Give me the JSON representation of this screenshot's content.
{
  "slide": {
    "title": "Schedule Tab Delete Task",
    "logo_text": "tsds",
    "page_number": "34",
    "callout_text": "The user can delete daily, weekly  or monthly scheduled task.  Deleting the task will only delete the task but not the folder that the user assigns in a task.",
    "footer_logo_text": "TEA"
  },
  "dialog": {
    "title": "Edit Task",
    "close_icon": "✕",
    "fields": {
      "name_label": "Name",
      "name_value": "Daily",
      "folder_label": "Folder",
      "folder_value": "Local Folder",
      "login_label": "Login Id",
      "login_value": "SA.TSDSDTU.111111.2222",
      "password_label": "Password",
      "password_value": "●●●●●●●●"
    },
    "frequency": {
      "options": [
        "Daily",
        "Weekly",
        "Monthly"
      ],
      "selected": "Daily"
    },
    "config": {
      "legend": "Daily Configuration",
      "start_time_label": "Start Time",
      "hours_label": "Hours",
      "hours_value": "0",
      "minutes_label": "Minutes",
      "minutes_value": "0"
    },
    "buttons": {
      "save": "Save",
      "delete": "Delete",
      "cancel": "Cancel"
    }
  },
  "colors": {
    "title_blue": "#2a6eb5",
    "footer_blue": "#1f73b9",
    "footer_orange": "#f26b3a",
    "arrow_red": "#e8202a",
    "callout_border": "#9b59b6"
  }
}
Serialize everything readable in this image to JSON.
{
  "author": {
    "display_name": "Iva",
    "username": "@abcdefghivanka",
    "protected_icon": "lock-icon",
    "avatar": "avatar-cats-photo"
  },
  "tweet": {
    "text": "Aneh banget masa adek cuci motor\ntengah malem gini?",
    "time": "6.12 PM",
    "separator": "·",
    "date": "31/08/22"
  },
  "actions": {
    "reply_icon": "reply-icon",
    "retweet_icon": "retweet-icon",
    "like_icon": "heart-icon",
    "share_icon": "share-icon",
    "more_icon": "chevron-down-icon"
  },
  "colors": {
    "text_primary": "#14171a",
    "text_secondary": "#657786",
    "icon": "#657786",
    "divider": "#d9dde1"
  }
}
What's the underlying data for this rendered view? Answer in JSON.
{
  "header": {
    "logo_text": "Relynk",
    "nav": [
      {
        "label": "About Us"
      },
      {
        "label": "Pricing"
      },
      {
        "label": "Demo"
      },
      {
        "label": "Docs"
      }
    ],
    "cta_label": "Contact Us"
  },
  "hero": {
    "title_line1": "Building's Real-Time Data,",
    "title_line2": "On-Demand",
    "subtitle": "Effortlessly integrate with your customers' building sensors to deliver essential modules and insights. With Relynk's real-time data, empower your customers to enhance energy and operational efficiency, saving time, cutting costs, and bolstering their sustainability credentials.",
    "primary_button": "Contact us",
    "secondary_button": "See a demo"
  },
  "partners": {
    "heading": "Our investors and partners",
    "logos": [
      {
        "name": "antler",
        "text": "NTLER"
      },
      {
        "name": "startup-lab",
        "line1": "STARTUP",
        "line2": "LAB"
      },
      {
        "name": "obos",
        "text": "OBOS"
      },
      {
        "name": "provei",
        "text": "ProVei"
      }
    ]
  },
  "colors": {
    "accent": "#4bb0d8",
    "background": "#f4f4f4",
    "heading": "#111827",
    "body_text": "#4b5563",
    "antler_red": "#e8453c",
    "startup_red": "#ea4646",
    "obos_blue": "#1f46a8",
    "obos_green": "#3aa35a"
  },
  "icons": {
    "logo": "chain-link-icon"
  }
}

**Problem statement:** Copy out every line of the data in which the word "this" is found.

**Exercise solution:**
Give me the JSON representation of this screenshot's content.
Serialize everything readable in this image to JSON.
What's the underlying data for this rendered view? Answer in JSON.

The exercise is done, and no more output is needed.